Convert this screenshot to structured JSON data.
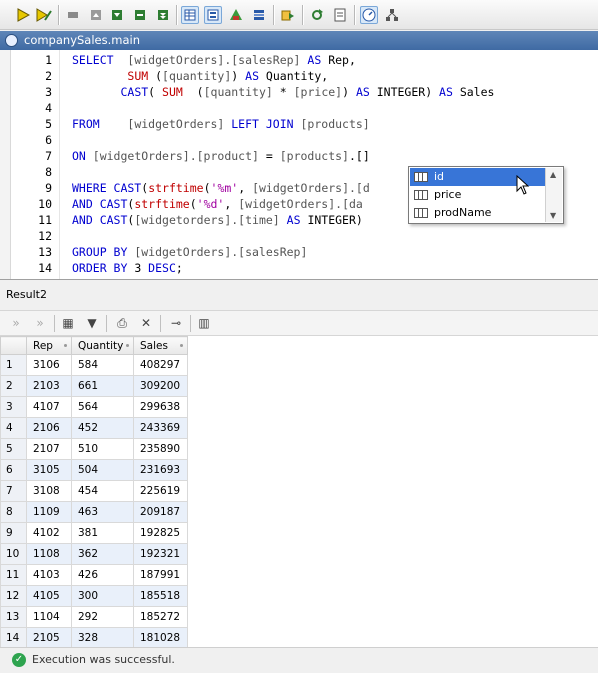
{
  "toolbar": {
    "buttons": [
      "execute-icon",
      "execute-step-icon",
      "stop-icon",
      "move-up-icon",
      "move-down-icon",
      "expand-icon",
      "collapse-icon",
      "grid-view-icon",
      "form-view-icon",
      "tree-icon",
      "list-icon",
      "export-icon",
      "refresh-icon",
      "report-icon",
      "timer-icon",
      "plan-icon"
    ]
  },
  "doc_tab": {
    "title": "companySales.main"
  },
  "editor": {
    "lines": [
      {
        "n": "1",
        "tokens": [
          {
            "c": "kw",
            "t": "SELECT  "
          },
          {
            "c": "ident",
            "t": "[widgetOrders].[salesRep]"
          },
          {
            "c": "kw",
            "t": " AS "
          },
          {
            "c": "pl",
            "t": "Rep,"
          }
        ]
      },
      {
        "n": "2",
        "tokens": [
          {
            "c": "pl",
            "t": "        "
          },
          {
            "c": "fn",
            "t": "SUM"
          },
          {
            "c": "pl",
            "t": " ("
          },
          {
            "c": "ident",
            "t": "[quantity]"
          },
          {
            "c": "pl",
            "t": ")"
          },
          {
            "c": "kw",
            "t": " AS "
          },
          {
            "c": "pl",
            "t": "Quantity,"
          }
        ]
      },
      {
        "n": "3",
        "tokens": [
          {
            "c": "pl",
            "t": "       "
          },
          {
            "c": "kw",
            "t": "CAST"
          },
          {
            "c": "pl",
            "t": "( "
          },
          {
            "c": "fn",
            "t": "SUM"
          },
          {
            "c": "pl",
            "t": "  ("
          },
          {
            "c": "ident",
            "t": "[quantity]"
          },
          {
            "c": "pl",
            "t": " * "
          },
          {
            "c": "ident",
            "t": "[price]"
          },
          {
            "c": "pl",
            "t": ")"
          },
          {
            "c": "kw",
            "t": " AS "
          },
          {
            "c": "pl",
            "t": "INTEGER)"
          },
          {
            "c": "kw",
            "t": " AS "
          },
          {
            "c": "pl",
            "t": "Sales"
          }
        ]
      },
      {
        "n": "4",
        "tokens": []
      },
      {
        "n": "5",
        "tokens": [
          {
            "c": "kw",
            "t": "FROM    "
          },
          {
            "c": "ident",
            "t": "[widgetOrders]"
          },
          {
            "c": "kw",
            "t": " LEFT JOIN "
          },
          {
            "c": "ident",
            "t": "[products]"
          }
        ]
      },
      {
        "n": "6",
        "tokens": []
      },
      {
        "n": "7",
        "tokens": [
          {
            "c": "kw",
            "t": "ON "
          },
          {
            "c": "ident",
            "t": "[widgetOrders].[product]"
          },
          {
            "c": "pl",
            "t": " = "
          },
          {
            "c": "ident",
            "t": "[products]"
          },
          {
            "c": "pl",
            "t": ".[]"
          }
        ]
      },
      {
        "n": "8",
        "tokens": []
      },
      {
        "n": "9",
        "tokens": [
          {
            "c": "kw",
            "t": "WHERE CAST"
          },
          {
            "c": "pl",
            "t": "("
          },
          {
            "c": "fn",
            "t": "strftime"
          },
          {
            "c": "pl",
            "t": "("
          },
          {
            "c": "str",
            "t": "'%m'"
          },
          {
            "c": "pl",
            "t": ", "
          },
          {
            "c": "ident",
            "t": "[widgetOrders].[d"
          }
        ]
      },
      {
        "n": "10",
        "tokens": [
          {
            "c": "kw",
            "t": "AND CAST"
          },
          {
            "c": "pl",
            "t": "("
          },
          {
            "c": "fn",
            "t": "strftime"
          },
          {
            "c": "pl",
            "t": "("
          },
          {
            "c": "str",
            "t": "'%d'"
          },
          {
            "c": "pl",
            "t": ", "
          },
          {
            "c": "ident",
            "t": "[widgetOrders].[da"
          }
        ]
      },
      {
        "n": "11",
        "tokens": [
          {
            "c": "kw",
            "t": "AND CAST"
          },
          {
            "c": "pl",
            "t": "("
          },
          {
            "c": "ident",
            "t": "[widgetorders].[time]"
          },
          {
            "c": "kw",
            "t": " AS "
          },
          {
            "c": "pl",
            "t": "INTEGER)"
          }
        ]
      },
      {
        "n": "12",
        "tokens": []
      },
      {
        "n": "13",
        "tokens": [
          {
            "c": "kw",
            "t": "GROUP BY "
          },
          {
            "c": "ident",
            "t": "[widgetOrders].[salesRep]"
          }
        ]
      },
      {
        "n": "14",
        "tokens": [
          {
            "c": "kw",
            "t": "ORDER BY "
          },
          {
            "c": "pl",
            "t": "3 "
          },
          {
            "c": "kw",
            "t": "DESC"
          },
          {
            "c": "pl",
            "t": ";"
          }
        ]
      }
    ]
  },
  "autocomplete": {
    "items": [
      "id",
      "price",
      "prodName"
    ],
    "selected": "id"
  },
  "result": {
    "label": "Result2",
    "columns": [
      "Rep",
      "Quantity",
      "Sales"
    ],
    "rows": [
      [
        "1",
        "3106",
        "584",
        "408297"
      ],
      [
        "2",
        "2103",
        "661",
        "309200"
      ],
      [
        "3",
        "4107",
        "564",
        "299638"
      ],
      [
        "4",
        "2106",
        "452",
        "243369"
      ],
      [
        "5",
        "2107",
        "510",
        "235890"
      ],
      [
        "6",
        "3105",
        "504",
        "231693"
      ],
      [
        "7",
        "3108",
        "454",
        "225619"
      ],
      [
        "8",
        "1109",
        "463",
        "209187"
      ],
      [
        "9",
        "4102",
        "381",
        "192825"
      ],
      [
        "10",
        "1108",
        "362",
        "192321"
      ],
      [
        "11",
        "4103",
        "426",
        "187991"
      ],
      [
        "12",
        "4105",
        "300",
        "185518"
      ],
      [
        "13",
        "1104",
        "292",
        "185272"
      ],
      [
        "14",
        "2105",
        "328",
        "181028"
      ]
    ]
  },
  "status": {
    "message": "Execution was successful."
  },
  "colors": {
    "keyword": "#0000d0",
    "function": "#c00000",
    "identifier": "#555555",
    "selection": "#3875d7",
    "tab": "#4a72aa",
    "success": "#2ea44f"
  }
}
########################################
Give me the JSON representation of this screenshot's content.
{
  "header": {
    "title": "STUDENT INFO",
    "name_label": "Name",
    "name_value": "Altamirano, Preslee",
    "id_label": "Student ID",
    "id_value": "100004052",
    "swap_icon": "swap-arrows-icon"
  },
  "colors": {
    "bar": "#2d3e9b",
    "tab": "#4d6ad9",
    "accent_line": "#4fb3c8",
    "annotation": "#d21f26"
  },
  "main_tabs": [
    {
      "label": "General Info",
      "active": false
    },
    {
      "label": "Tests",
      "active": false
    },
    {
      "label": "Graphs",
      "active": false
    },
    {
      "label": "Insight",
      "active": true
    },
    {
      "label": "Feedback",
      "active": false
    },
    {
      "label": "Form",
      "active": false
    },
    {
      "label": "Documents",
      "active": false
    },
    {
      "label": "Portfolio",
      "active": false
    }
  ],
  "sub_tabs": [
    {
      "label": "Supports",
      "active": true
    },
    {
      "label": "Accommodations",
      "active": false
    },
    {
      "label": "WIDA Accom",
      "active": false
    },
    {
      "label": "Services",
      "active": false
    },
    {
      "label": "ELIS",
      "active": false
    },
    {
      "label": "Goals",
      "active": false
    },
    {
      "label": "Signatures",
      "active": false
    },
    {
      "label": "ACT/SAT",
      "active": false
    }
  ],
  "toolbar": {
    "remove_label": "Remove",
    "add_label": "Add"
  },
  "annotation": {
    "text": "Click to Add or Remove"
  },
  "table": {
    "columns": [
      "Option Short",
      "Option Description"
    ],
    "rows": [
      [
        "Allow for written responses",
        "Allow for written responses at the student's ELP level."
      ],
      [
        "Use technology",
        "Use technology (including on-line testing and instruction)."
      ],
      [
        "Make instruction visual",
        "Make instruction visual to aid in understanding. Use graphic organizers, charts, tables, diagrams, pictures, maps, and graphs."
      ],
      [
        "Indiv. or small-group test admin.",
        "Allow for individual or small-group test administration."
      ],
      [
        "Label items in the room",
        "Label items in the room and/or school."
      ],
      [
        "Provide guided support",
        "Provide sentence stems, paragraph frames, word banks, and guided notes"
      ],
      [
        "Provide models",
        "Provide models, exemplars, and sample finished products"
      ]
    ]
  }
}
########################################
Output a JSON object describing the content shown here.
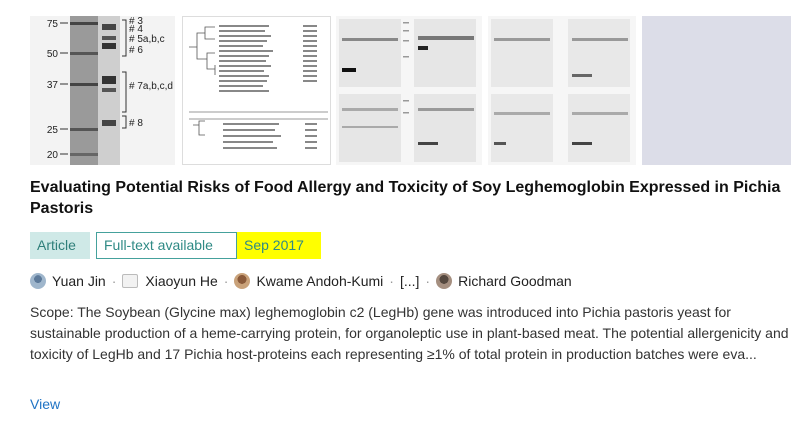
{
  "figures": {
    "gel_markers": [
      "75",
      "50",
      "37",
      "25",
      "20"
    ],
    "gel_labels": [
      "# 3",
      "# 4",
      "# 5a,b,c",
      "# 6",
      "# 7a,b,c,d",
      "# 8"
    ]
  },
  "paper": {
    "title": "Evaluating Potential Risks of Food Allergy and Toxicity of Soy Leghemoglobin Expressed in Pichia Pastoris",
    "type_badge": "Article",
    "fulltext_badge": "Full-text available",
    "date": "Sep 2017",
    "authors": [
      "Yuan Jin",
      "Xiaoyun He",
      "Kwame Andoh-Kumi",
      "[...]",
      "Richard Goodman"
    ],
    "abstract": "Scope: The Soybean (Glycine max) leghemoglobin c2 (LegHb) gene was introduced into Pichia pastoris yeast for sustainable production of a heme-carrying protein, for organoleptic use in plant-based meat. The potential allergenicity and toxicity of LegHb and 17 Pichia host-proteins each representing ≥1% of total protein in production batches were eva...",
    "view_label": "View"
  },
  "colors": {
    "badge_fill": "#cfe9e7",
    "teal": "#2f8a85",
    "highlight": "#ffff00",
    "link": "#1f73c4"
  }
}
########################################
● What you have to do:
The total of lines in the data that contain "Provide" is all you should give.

● Exercise solution:
4